_Problem to work on_.
Report only the number of lines in the records that contain the word "icon".

[Data excerpts]

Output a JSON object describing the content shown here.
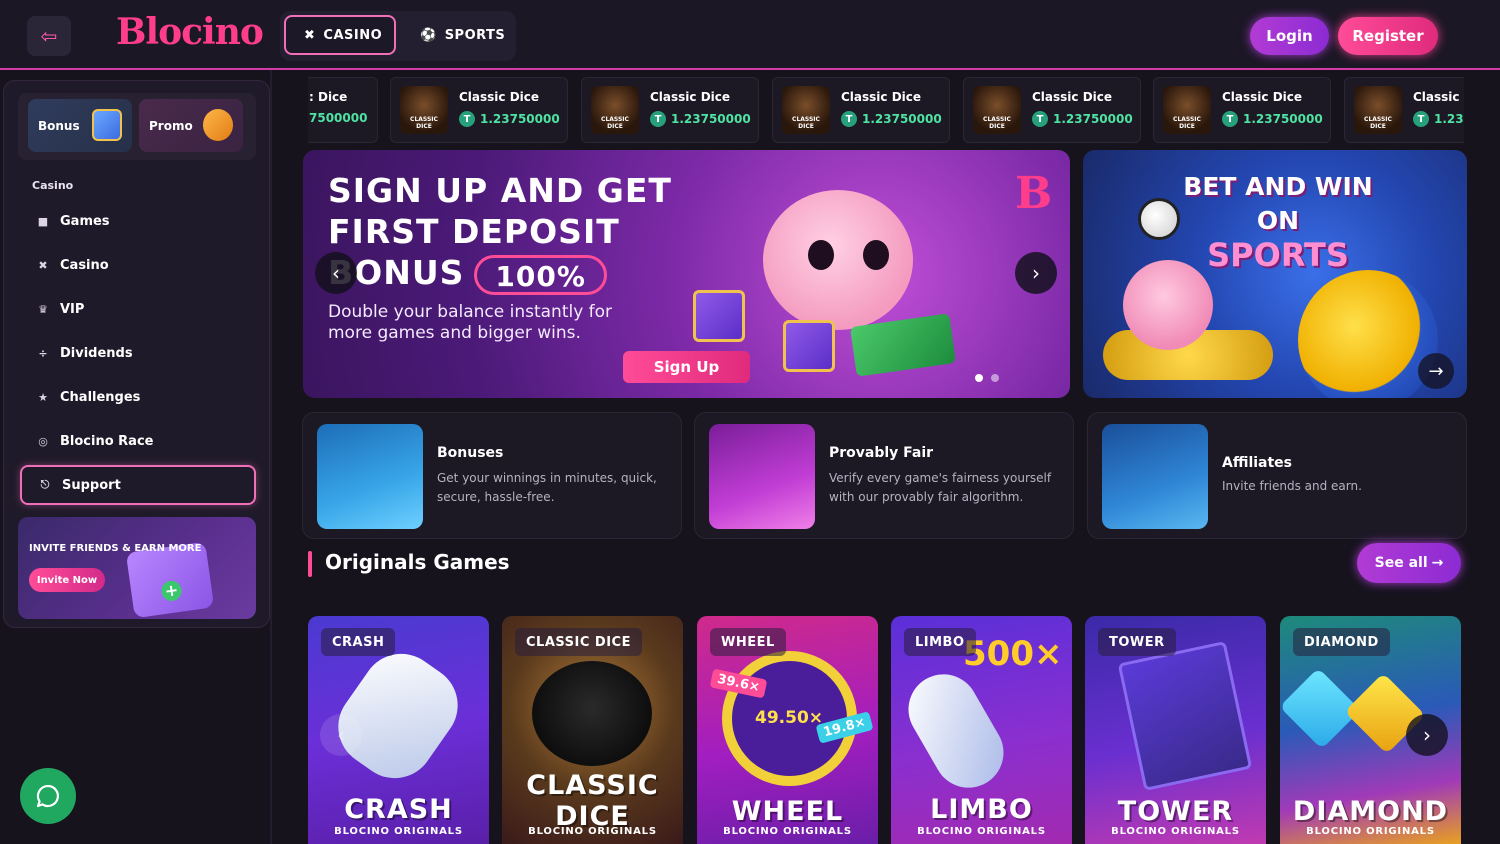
{
  "header": {
    "logo": "Blocino",
    "tabs": [
      {
        "label": "CASINO",
        "icon": "casino-icon",
        "active": true
      },
      {
        "label": "SPORTS",
        "icon": "basketball-icon",
        "active": false
      }
    ],
    "login_label": "Login",
    "register_label": "Register"
  },
  "sidebar": {
    "promo": {
      "bonus_label": "Bonus",
      "promo_label": "Promo"
    },
    "section_label": "Casino",
    "items": [
      {
        "label": "Games",
        "icon": "gamepad-icon"
      },
      {
        "label": "Casino",
        "icon": "casino-icon"
      },
      {
        "label": "VIP",
        "icon": "crown-icon"
      },
      {
        "label": "Dividends",
        "icon": "divide-icon"
      },
      {
        "label": "Challenges",
        "icon": "trophy-icon"
      },
      {
        "label": "Blocino Race",
        "icon": "target-icon"
      },
      {
        "label": "Support",
        "icon": "headset-icon"
      }
    ],
    "invite": {
      "title": "INVITE FRIENDS & EARN MORE",
      "button": "Invite Now"
    }
  },
  "ticker": [
    {
      "name": ": Dice",
      "amount": "7500000",
      "partial_left": true
    },
    {
      "name": "Classic Dice",
      "amount": "1.23750000"
    },
    {
      "name": "Classic Dice",
      "amount": "1.23750000"
    },
    {
      "name": "Classic Dice",
      "amount": "1.23750000"
    },
    {
      "name": "Classic Dice",
      "amount": "1.23750000"
    },
    {
      "name": "Classic Dice",
      "amount": "1.23750000"
    },
    {
      "name": "Classic I",
      "amount": "1.23"
    }
  ],
  "banner_main": {
    "title_line1": "SIGN UP AND GET",
    "title_line2": "FIRST DEPOSIT",
    "title_line3": "BONUS",
    "badge": "100%",
    "subtitle": "Double your balance instantly for more games and bigger wins.",
    "cta": "Sign Up",
    "brand_mark": "B"
  },
  "banner_sports": {
    "line1": "BET AND WIN ON",
    "line2": "SPORTS"
  },
  "features": [
    {
      "title": "Bonuses",
      "desc": "Get your winnings in minutes, quick, secure, hassle-free."
    },
    {
      "title": "Provably Fair",
      "desc": "Verify every game's fairness yourself with our provably fair algorithm."
    },
    {
      "title": "Affiliates",
      "desc": "Invite friends and earn."
    }
  ],
  "originals": {
    "title": "Originals Games",
    "see_all": "See all",
    "games": [
      {
        "tag": "CRASH",
        "name": "CRASH",
        "sub": "BLOCINO ORIGINALS"
      },
      {
        "tag": "CLASSIC DICE",
        "name_line1": "CLASSIC",
        "name_line2": "DICE",
        "sub": "BLOCINO ORIGINALS"
      },
      {
        "tag": "WHEEL",
        "name": "WHEEL",
        "sub": "BLOCINO ORIGINALS",
        "m1": "39.6×",
        "m2": "49.50×",
        "m3": "19.8×"
      },
      {
        "tag": "LIMBO",
        "name": "LIMBO",
        "sub": "BLOCINO ORIGINALS",
        "mult": "500×"
      },
      {
        "tag": "TOWER",
        "name": "TOWER",
        "sub": "BLOCINO ORIGINALS"
      },
      {
        "tag": "DIAMOND",
        "name": "DIAMOND",
        "sub": "BLOCINO ORIGINALS"
      }
    ]
  },
  "colors": {
    "accent": "#ff4c97",
    "purple": "#a63ccf",
    "bg": "#16131d",
    "ticker_green": "#4fe3a3"
  }
}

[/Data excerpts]

_Output below_.
9